Top of DATA

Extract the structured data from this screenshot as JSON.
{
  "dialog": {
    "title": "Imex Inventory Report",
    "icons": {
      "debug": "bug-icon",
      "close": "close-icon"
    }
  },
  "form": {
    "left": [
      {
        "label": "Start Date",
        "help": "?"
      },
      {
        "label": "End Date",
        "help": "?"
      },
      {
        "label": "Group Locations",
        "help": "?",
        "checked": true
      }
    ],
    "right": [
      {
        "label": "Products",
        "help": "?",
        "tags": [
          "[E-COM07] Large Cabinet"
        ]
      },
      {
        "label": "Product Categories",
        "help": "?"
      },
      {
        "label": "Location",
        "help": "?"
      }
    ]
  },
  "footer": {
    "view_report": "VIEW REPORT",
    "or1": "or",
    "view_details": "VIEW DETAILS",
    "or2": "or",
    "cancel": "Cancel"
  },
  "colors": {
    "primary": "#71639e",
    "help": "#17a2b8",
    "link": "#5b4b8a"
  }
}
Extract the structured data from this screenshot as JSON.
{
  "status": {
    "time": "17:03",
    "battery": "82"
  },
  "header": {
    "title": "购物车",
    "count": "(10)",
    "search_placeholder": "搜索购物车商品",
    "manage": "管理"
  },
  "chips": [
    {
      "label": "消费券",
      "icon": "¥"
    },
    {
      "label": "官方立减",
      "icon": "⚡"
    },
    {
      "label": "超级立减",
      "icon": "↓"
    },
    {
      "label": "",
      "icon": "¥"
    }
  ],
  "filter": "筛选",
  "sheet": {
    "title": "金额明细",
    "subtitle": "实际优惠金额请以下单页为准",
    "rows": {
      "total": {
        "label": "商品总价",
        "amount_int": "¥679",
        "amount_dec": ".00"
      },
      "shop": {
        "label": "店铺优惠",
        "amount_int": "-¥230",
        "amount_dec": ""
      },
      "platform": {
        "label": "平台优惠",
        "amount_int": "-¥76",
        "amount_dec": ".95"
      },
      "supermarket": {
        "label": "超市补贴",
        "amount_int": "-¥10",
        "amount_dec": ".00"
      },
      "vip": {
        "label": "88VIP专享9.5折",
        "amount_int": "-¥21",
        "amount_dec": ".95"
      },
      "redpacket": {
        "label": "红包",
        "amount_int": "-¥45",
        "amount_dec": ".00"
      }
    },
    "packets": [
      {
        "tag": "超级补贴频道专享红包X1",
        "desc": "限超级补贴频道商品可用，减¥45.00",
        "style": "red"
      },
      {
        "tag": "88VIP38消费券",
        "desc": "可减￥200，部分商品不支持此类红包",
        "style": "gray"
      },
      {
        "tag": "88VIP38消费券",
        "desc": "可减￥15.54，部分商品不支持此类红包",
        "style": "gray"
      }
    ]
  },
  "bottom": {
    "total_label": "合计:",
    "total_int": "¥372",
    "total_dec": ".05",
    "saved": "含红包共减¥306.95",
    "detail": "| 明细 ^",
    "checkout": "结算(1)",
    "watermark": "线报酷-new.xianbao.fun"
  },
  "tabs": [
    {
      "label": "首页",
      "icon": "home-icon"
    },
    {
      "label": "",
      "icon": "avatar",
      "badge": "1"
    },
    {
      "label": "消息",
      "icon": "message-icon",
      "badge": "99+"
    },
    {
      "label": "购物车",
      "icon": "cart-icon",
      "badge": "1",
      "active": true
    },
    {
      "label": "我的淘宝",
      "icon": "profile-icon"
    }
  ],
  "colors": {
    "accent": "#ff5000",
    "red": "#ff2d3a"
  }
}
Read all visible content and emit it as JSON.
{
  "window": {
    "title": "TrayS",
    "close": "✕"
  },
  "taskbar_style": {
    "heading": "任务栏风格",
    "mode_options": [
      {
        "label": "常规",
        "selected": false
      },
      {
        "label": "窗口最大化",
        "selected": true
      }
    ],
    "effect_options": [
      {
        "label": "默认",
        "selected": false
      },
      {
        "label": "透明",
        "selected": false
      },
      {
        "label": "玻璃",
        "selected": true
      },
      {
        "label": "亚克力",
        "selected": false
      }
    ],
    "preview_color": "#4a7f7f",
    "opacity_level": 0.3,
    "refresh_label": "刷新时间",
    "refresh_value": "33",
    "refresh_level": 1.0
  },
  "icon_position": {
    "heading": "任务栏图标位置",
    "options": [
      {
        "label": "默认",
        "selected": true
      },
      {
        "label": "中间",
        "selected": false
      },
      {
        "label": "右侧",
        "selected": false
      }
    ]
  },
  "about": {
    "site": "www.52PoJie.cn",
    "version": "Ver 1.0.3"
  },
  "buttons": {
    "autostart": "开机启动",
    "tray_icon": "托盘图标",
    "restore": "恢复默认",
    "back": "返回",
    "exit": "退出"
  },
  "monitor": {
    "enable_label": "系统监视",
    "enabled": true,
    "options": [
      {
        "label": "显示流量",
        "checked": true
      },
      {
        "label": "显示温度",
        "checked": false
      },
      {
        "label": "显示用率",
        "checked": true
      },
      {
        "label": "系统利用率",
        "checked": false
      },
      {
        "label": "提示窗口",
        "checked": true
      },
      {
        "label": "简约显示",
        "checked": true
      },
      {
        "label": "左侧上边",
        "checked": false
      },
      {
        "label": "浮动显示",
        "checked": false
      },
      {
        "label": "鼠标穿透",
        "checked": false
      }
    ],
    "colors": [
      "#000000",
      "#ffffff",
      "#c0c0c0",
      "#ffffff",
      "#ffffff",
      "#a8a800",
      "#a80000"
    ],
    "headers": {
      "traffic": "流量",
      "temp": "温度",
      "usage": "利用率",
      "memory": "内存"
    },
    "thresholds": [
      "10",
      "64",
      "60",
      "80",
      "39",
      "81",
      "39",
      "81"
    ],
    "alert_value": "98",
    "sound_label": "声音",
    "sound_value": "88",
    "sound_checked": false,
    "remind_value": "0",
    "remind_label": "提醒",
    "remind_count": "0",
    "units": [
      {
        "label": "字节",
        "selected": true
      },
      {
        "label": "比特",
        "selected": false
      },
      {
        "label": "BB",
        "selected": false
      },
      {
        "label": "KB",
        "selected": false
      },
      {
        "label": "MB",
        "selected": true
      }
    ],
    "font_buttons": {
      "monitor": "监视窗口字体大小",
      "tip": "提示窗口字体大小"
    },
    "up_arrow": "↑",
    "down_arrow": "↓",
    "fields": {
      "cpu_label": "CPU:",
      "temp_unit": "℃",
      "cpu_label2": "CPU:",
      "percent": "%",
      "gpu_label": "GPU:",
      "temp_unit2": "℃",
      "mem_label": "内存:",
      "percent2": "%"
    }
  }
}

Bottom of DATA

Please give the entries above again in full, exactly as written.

*SOLVED PROBLEM*
Extract the structured data from this screenshot as JSON.
{
  "dialog": {
    "title": "Imex Inventory Report",
    "icons": {
      "debug": "bug-icon",
      "close": "close-icon"
    }
  },
  "form": {
    "left": [
      {
        "label": "Start Date",
        "help": "?"
      },
      {
        "label": "End Date",
        "help": "?"
      },
      {
        "label": "Group Locations",
        "help": "?",
        "checked": true
      }
    ],
    "right": [
      {
        "label": "Products",
        "help": "?",
        "tags": [
          "[E-COM07] Large Cabinet"
        ]
      },
      {
        "label": "Product Categories",
        "help": "?"
      },
      {
        "label": "Location",
        "help": "?"
      }
    ]
  },
  "footer": {
    "view_report": "VIEW REPORT",
    "or1": "or",
    "view_details": "VIEW DETAILS",
    "or2": "or",
    "cancel": "Cancel"
  },
  "colors": {
    "primary": "#71639e",
    "help": "#17a2b8",
    "link": "#5b4b8a"
  }
}
Extract the structured data from this screenshot as JSON.
{
  "status": {
    "time": "17:03",
    "battery": "82"
  },
  "header": {
    "title": "购物车",
    "count": "(10)",
    "search_placeholder": "搜索购物车商品",
    "manage": "管理"
  },
  "chips": [
    {
      "label": "消费券",
      "icon": "¥"
    },
    {
      "label": "官方立减",
      "icon": "⚡"
    },
    {
      "label": "超级立减",
      "icon": "↓"
    },
    {
      "label": "",
      "icon": "¥"
    }
  ],
  "filter": "筛选",
  "sheet": {
    "title": "金额明细",
    "subtitle": "实际优惠金额请以下单页为准",
    "rows": {
      "total": {
        "label": "商品总价",
        "amount_int": "¥679",
        "amount_dec": ".00"
      },
      "shop": {
        "label": "店铺优惠",
        "amount_int": "-¥230",
        "amount_dec": ""
      },
      "platform": {
        "label": "平台优惠",
        "amount_int": "-¥76",
        "amount_dec": ".95"
      },
      "supermarket": {
        "label": "超市补贴",
        "amount_int": "-¥10",
        "amount_dec": ".00"
      },
      "vip": {
        "label": "88VIP专享9.5折",
        "amount_int": "-¥21",
        "amount_dec": ".95"
      },
      "redpacket": {
        "label": "红包",
        "amount_int": "-¥45",
        "amount_dec": ".00"
      }
    },
    "packets": [
      {
        "tag": "超级补贴频道专享红包X1",
        "desc": "限超级补贴频道商品可用，减¥45.00",
        "style": "red"
      },
      {
        "tag": "88VIP38消费券",
        "desc": "可减￥200，部分商品不支持此类红包",
        "style": "gray"
      },
      {
        "tag": "88VIP38消费券",
        "desc": "可减￥15.54，部分商品不支持此类红包",
        "style": "gray"
      }
    ]
  },
  "bottom": {
    "total_label": "合计:",
    "total_int": "¥372",
    "total_dec": ".05",
    "saved": "含红包共减¥306.95",
    "detail": "| 明细 ^",
    "checkout": "结算(1)",
    "watermark": "线报酷-new.xianbao.fun"
  },
  "tabs": [
    {
      "label": "首页",
      "icon": "home-icon"
    },
    {
      "label": "",
      "icon": "avatar",
      "badge": "1"
    },
    {
      "label": "消息",
      "icon": "message-icon",
      "badge": "99+"
    },
    {
      "label": "购物车",
      "icon": "cart-icon",
      "badge": "1",
      "active": true
    },
    {
      "label": "我的淘宝",
      "icon": "profile-icon"
    }
  ],
  "colors": {
    "accent": "#ff5000",
    "red": "#ff2d3a"
  }
}
Read all visible content and emit it as JSON.
{
  "window": {
    "title": "TrayS",
    "close": "✕"
  },
  "taskbar_style": {
    "heading": "任务栏风格",
    "mode_options": [
      {
        "label": "常规",
        "selected": false
      },
      {
        "label": "窗口最大化",
        "selected": true
      }
    ],
    "effect_options": [
      {
        "label": "默认",
        "selected": false
      },
      {
        "label": "透明",
        "selected": false
      },
      {
        "label": "玻璃",
        "selected": true
      },
      {
        "label": "亚克力",
        "selected": false
      }
    ],
    "preview_color": "#4a7f7f",
    "opacity_level": 0.3,
    "refresh_label": "刷新时间",
    "refresh_value": "33",
    "refresh_level": 1.0
  },
  "icon_position": {
    "heading": "任务栏图标位置",
    "options": [
      {
        "label": "默认",
        "selected": true
      },
      {
        "label": "中间",
        "selected": false
      },
      {
        "label": "右侧",
        "selected": false
      }
    ]
  },
  "about": {
    "site": "www.52PoJie.cn",
    "version": "Ver 1.0.3"
  },
  "buttons": {
    "autostart": "开机启动",
    "tray_icon": "托盘图标",
    "restore": "恢复默认",
    "back": "返回",
    "exit": "退出"
  },
  "monitor": {
    "enable_label": "系统监视",
    "enabled": true,
    "options": [
      {
        "label": "显示流量",
        "checked": true
      },
      {
        "label": "显示温度",
        "checked": false
      },
      {
        "label": "显示用率",
        "checked": true
      },
      {
        "label": "系统利用率",
        "checked": false
      },
      {
        "label": "提示窗口",
        "checked": true
      },
      {
        "label": "简约显示",
        "checked": true
      },
      {
        "label": "左侧上边",
        "checked": false
      },
      {
        "label": "浮动显示",
        "checked": false
      },
      {
        "label": "鼠标穿透",
        "checked": false
      }
    ],
    "colors": [
      "#000000",
      "#ffffff",
      "#c0c0c0",
      "#ffffff",
      "#ffffff",
      "#a8a800",
      "#a80000"
    ],
    "headers": {
      "traffic": "流量",
      "temp": "温度",
      "usage": "利用率",
      "memory": "内存"
    },
    "thresholds": [
      "10",
      "64",
      "60",
      "80",
      "39",
      "81",
      "39",
      "81"
    ],
    "alert_value": "98",
    "sound_label": "声音",
    "sound_value": "88",
    "sound_checked": false,
    "remind_value": "0",
    "remind_label": "提醒",
    "remind_count": "0",
    "units": [
      {
        "label": "字节",
        "selected": true
      },
      {
        "label": "比特",
        "selected": false
      },
      {
        "label": "BB",
        "selected": false
      },
      {
        "label": "KB",
        "selected": false
      },
      {
        "label": "MB",
        "selected": true
      }
    ],
    "font_buttons": {
      "monitor": "监视窗口字体大小",
      "tip": "提示窗口字体大小"
    },
    "up_arrow": "↑",
    "down_arrow": "↓",
    "fields": {
      "cpu_label": "CPU:",
      "temp_unit": "℃",
      "cpu_label2": "CPU:",
      "percent": "%",
      "gpu_label": "GPU:",
      "temp_unit2": "℃",
      "mem_label": "内存:",
      "percent2": "%"
    }
  }
}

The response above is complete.